This causes your photographs to be out of focus and usually has one of two causes. Rushing an image, jabbing at the shutter button, will almost certainly give you a muzzy picture as you move the camera while the image is being recorded. Take your time, be gentle, and you will get sharp pictures in normal lighting. Slowing down also enables you to get better compositions.
Low light levels bring more problems, both with camera shake and also the introduction of digital noise. Brace your camera against something solid, being very careful not to move it while you take the picture as the low light levels magnify its effects, and you should be okay with camera shake unless the lighting is very low.
Digital noise (coloured speckles in the image) is related to the sensor and very broadly the more you pay for the camera the less there is of it! In more advanced cameras there are settings to reduce its effects but generally it appears under low light conditions.
Most smartphones have what is called a wide-angle lens so they can capture scenery and the like to best effect. However, for portraits they have a big disadvantage: noses and foreheads get quite enlarged and pronounced. You won’t be able to change the lens so if this happens move back until the distortion disappears and then take your photograph.
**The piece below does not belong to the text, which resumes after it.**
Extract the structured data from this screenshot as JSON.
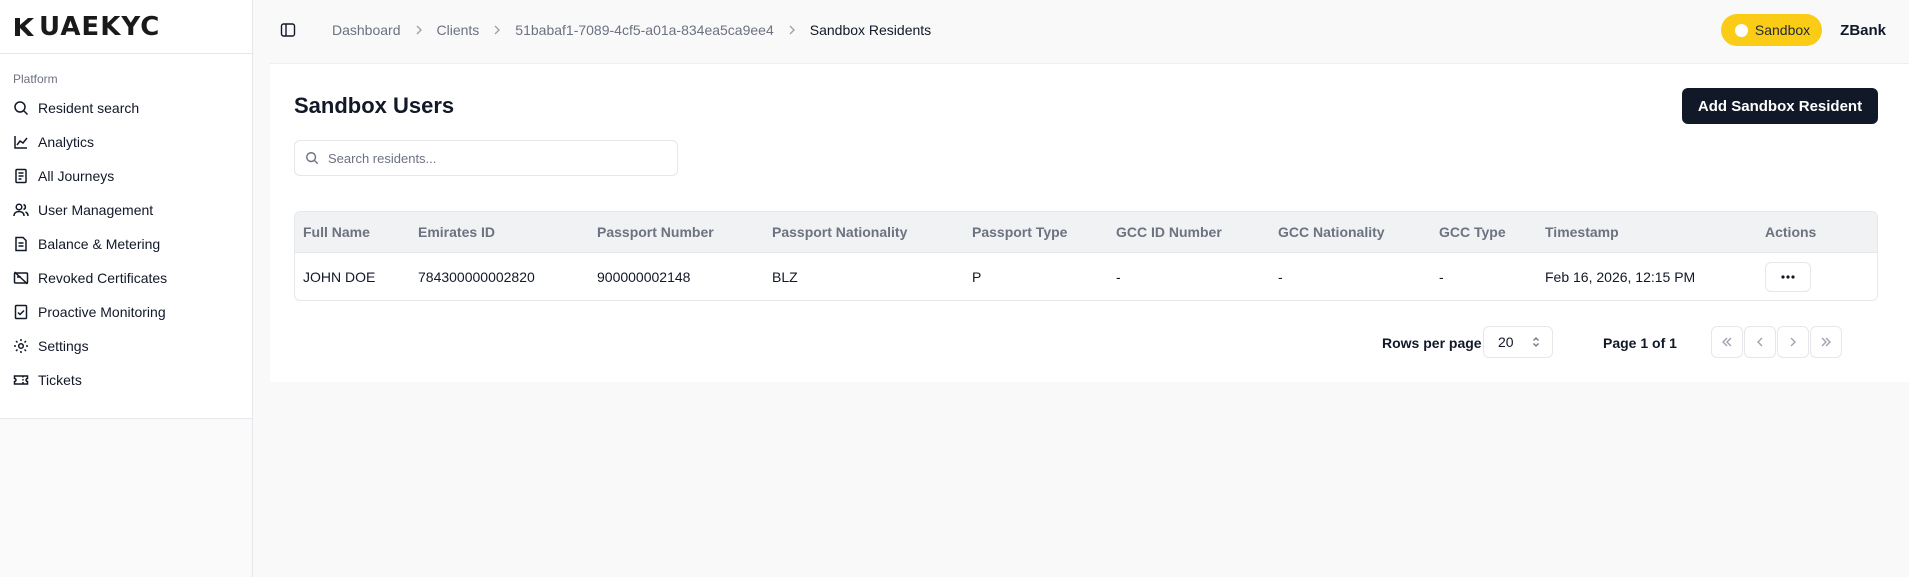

You can then, within limits, make your subject larger in software by means of a process known as cropping, where you simply cut away the bits of the picture you don’t want.
You may need to process your pictures to achieve the results you’re looking for. There are numerous photo editing programs on the market, some free others rather expensive. You can change contrast, brightness, crop, add visual effects and so on but in all cases bear in mind that usually less is more.
I’ve put together a basic guide for using the Microsoft Windows 10 version 1803 Photos App
Legal and publication matters
There are some legal issues to consider when taking and subsequently using pictures. The Royal Photographic Society has a blog page at http://www.rps.org/regions-and-chapters/regions/headquarters/blogs/2017/july/what-can-you-photograph that gives general guidance but a web search will yield detailed commentaries.
Photography is a big subject and people spend their lives learning how to get the best out of it with equipment sometimes costing many tens of thousands of pounds.
Nevertheless, the simple techniques outlined above should help you get better pictures of your amateur radio activities.
Above all don’t worry about perfection, have fun with your camera, however simple!